Washington, D.C.—Today WOLA releases the results of an investigation into the treatment of unaccompanied Mexican migrant children detained at the U.S.-Mexico border. Every year, the Border Patrol apprehends approximately 15,000 unaccompanied Mexican kids. According to an UNHCR report, nearly 60 percent of Mexican children reference violence as a reason for leaving. Yet, less than 5 percent get a chance to make their case before an immigration judge to determine whether they have a valid claim for protection in the United States.
WOLA is releasing today an investigative video and report on this issue. Through interviews with migrant children, Border Patrol, Mexican authorities, and experts, WOLA’s video and report show that unless Mexican children can prove to a Border Patrol agent that they face a credible risk of falling victim to persecution or trafficking, they are sent straight back home, without a chance for due process. In contrast, according to U.S. law, migrant children from other countries[i] are automatically entitled to an immigration hearing. Through the voice of the children, the video also demonstrates why Border Patrol is not properly equipped to assess whether these children should be referred for further screening.
“The U.S. government has a responsibility to make sure these children are properly screened and protected. Each kid’s story should be heard,” said Maureen Meyer, Senior Associate for the Washington Office on Latin America. “All children deserve the right to protections from violence. At a minimum Border Patrol should be better trained to screen these children and detect victims of trafficking, persecution, or other forms of abuse,” said Meyer.

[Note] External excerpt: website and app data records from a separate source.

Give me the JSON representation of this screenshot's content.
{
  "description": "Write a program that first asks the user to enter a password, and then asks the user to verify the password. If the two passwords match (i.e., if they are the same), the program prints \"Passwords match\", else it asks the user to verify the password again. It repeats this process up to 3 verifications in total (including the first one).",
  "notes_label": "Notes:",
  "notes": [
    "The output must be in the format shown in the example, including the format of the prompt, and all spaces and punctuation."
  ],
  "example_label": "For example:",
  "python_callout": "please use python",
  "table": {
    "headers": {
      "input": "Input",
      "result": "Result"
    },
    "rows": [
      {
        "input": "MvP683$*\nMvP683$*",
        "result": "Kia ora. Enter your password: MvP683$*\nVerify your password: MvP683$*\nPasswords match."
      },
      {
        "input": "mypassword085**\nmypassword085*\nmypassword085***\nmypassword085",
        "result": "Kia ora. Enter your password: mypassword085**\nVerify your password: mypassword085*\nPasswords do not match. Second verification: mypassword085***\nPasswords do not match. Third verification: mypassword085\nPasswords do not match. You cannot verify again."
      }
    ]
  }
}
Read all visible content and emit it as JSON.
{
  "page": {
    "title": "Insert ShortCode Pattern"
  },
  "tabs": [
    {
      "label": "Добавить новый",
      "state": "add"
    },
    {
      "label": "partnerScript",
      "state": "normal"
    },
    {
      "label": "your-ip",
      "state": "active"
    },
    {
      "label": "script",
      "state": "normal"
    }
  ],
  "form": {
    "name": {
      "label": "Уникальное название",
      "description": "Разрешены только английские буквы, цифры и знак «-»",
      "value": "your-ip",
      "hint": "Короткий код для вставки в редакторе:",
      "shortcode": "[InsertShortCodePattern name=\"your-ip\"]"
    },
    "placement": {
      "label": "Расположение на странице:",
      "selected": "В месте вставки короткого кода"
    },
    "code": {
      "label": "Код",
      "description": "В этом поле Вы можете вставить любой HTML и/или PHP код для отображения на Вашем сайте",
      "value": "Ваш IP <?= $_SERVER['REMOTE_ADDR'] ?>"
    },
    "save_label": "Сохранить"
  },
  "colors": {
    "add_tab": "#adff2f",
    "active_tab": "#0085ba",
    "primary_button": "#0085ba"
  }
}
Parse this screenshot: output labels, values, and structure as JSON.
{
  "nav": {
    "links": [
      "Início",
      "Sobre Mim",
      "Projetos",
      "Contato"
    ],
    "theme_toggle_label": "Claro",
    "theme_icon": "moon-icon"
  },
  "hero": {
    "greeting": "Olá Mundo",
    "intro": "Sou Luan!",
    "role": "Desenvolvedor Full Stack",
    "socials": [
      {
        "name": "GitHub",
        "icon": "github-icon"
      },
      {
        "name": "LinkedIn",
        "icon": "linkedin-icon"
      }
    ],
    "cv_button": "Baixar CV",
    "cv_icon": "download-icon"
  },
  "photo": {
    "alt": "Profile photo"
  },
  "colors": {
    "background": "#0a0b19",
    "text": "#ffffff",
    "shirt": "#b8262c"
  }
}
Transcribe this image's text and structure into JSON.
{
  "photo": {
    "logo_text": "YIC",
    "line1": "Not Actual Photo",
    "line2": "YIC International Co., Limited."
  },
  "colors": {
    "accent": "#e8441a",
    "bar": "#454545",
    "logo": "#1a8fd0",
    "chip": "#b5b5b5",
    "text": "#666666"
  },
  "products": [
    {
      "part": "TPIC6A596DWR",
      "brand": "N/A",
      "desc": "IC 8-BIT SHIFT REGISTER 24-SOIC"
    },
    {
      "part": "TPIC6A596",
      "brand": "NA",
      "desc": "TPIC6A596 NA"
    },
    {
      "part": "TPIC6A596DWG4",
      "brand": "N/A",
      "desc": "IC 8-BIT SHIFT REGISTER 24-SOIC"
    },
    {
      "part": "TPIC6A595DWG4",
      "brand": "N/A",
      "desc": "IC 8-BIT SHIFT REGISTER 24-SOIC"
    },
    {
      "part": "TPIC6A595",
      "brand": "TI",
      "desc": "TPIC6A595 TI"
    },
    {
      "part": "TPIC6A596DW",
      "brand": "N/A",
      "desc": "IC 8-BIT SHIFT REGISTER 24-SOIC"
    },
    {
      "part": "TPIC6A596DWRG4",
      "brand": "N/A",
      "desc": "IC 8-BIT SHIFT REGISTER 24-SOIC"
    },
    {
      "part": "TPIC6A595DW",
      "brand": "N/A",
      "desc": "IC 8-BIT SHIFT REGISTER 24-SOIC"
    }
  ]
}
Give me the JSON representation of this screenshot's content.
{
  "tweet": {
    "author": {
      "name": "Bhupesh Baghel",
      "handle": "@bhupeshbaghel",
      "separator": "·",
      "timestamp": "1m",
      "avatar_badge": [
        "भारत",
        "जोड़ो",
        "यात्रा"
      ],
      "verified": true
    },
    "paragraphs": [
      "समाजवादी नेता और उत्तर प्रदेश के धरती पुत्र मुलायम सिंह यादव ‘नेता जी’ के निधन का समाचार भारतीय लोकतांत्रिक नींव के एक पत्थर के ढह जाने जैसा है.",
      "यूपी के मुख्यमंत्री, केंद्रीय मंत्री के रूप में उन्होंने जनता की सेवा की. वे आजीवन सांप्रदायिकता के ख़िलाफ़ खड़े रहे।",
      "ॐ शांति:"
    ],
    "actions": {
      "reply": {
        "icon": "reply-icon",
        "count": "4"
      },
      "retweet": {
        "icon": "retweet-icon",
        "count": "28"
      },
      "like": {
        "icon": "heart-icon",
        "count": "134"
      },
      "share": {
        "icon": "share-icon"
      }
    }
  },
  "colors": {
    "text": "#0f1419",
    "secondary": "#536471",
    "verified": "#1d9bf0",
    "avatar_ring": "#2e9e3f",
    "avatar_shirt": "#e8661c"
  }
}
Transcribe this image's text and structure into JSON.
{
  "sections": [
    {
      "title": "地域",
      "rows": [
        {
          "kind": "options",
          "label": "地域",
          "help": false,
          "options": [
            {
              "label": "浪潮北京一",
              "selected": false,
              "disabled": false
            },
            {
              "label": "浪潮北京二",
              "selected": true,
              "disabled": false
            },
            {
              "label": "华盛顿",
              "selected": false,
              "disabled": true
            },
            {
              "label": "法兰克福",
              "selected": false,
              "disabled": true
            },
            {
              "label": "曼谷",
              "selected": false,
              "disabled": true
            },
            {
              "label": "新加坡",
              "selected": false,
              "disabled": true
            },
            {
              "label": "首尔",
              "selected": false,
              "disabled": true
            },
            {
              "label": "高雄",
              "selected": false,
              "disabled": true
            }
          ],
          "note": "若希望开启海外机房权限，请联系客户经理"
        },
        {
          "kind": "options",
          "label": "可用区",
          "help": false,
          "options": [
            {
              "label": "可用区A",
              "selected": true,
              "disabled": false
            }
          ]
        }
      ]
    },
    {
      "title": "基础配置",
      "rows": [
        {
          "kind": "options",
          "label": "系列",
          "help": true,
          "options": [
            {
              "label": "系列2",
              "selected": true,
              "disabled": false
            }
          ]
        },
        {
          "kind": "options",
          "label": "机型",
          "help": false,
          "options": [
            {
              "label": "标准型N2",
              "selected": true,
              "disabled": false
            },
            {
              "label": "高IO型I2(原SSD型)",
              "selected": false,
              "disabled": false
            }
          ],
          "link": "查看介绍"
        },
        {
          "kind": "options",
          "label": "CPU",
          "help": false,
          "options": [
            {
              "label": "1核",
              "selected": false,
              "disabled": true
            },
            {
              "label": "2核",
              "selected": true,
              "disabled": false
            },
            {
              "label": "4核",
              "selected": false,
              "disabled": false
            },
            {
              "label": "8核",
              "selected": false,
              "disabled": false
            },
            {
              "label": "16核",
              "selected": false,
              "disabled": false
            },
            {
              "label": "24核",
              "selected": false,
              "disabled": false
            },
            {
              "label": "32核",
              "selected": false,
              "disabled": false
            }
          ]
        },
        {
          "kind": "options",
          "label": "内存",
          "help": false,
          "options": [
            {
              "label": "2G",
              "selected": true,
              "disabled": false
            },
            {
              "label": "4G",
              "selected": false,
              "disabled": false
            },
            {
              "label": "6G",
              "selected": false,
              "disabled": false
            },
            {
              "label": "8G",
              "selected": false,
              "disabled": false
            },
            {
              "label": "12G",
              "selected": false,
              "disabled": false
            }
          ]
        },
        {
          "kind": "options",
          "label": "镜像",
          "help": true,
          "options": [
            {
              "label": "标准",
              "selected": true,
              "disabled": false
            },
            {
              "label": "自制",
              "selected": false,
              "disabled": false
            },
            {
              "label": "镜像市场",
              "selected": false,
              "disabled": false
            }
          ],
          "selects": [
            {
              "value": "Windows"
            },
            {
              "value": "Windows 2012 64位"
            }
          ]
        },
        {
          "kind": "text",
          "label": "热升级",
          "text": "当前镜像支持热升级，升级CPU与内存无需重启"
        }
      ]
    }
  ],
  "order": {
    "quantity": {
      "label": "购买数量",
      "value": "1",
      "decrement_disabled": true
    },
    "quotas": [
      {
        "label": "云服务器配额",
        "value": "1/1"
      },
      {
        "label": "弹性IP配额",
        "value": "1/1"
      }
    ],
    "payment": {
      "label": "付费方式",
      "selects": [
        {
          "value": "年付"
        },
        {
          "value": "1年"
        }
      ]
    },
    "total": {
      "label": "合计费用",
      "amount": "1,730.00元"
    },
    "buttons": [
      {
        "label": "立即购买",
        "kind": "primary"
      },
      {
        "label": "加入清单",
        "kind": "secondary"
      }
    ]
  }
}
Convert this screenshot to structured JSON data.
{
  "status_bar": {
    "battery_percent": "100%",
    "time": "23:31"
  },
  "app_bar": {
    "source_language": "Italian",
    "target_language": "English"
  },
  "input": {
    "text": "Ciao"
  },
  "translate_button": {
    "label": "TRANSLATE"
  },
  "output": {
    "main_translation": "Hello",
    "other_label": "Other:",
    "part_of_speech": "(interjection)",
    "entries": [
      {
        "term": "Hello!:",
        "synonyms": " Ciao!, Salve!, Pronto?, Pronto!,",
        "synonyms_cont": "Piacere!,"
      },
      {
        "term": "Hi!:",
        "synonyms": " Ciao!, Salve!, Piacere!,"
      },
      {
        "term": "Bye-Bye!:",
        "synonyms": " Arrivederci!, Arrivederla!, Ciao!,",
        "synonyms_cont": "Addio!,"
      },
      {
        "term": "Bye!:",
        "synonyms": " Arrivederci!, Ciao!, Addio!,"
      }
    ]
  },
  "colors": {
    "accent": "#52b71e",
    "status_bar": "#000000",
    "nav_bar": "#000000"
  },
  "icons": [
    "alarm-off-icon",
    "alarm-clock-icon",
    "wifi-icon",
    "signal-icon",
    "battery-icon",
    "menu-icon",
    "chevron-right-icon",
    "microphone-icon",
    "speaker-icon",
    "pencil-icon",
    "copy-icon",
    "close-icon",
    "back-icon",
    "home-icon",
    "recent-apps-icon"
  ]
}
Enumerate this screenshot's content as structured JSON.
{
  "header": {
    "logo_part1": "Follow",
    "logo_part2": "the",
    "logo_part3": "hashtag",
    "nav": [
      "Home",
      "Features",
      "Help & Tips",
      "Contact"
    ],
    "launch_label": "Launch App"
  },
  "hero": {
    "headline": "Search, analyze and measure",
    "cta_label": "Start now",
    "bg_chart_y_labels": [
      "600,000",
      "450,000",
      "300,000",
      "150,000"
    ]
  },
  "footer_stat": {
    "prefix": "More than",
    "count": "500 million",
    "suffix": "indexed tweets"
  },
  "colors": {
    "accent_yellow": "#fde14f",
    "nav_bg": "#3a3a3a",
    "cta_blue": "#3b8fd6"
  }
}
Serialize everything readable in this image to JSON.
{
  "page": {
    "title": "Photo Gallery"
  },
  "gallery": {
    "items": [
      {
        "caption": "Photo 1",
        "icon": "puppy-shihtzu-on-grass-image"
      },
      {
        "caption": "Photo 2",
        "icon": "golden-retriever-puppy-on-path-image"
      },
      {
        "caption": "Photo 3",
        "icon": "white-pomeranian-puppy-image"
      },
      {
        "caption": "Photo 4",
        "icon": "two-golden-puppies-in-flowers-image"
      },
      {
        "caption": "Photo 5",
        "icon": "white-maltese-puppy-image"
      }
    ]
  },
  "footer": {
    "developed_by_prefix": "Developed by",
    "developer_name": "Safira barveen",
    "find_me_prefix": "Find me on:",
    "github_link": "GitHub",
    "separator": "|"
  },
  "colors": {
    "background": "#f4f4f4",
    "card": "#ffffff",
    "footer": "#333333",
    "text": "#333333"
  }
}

WOLA’s report offers a series of recommendations both for the United States and Mexico to better protect Mexican children fleeing violence, including additional investment in violence prevention programs in Mexico.
“Both Mexico and the United States are failing to help and protect these children fleeing violence, often returning them to environments that could put their lives at risk,” said Meyer.
WOLA encourages news organizations to embed this video in their online portals and to share through social media.
[i] Except Mexico and Canada for being a contiguous country.